Germany’s lights were kept on by solar power last winter, after Berlin’s rapid phase out of nuclear power brought the country to within a whisker of complete breakdown, senior energy industry sources say.
Following the Fukushima nuclear disaster in March 2011, Germany moved to close all 22 of its nuclear reactors. But problems in readjusting electricity supplies led spare capacity – the potential amount of excess production – between France and Germany to fall to just 2 gigawatts (GW) in February.
“It’s almost nothing,” a well-placed official told a briefing organised by the Institut français des relations internationales (IFRI), “less than one percent.”
“Technicians on both sides [of the border] were aware that we were as close as we had ever been to a breakdown of the power system,” he said. “We were saved by the sun.”
By a stroke of fortune, Germany – which last year accounted for half of the world’s installed solar photovoltaic (PV) capacity – enjoyed an extraordinarily sunny February.
Germany is one of the world’s solar energy leaders with some 28 GW of PV capacity, mostly in Bavaria, connected to the power network and providing around 3% of total power output.
Solar is an intermittent electricity generator dependent on the elements, storage facilities and back-up – often conventional – power capacity when the sun is not shining.
But given optimal times and conditions, it can create a surplus power capacity.

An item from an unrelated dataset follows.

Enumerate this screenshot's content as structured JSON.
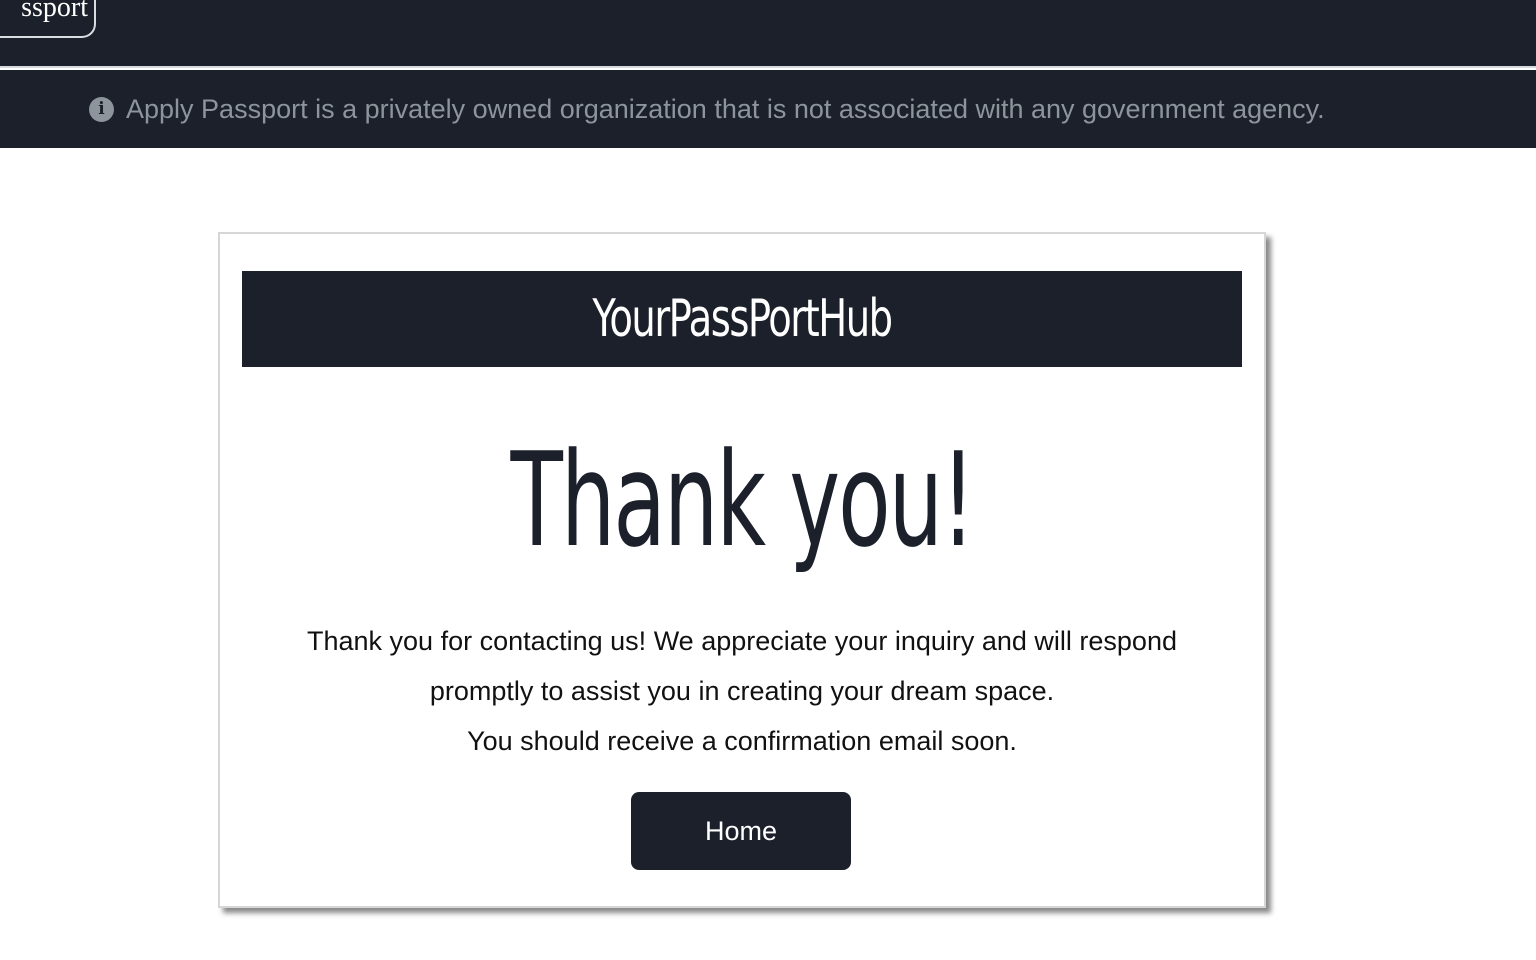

In the February sunshine, despite Germany’s own supply problems, it was actually able to increase electricity exports to France from 4GW to 5GW.
The official, speaking on condition of anonymity, cautioned that if the electricity crisis had peaked later in the afternoon last year – rather than at lunchtime – the solar supply would not have been able to prevent power cuts.
Even so, representatives of the solar industry were ebullient.
“The data don’t lie,” Brandon Mitchener, a spokesman for First Solar, a leading PV manufacturer, told EURACTIV. “They prove that solar and wind can provide real power right when it’s needed most, when demand is at its peak.”
Not enough storage, not enough grids
Germany only has enough pump storage capacity to retain around 20 minutes worth of electricity supplies, meaning that excess solar energy at peak generation times must be exported or used.
Doing this efficiently would require extensive and well-coordinated inter and intra-European grid connections, which currently do not exist.
EURACTIV understands that in the windy winter of 2004, the Dutch power grid’s stability was put at risk because of exported excess wind energy. The then-finance minister of the Netherlands sent a letter of complaint to his German counterpart about this “unfriendly” electricity.
“We’re producing lots of wind energy in the north of Germany – and that’s fine,” the industry official said. “But there’s no grid to transport the electricity to where it is needed in the south of Germany.”
As a result, German electricity currently has to be transported south via transmission lines in Poland or the Czech Republic. But this is increasing tensions with those countries, whose own grid stability is being jeapordised by the increased load.
“They’re building up border controls for electricity because there is no other solution,” the source added.
Extend, upgrade, interconnect
Extending, upgrading and interconnecting Europe’s creaking grid system is a priority for creating a single market, increasing security of supply and ensuring better integration of renewables, said Julian Scola, a spokesman for the European Wind Energy Association.
“It is equally clear that one of the many geographical areas where improvement is needed is in Germany, including north-south links for renewables,” he told EURACTIV.
For now, Germany’s energy industry is said to be approaching the coming winter with a sense of trepidation.
Asked by EURACTIV about the chances of blackouts in Germany next year, the industry representative replied: “We will do our best to make sure that there are no blackouts, but the challenge is still going to be bigger than last year.”
“The risks will [also] be higher,” he said.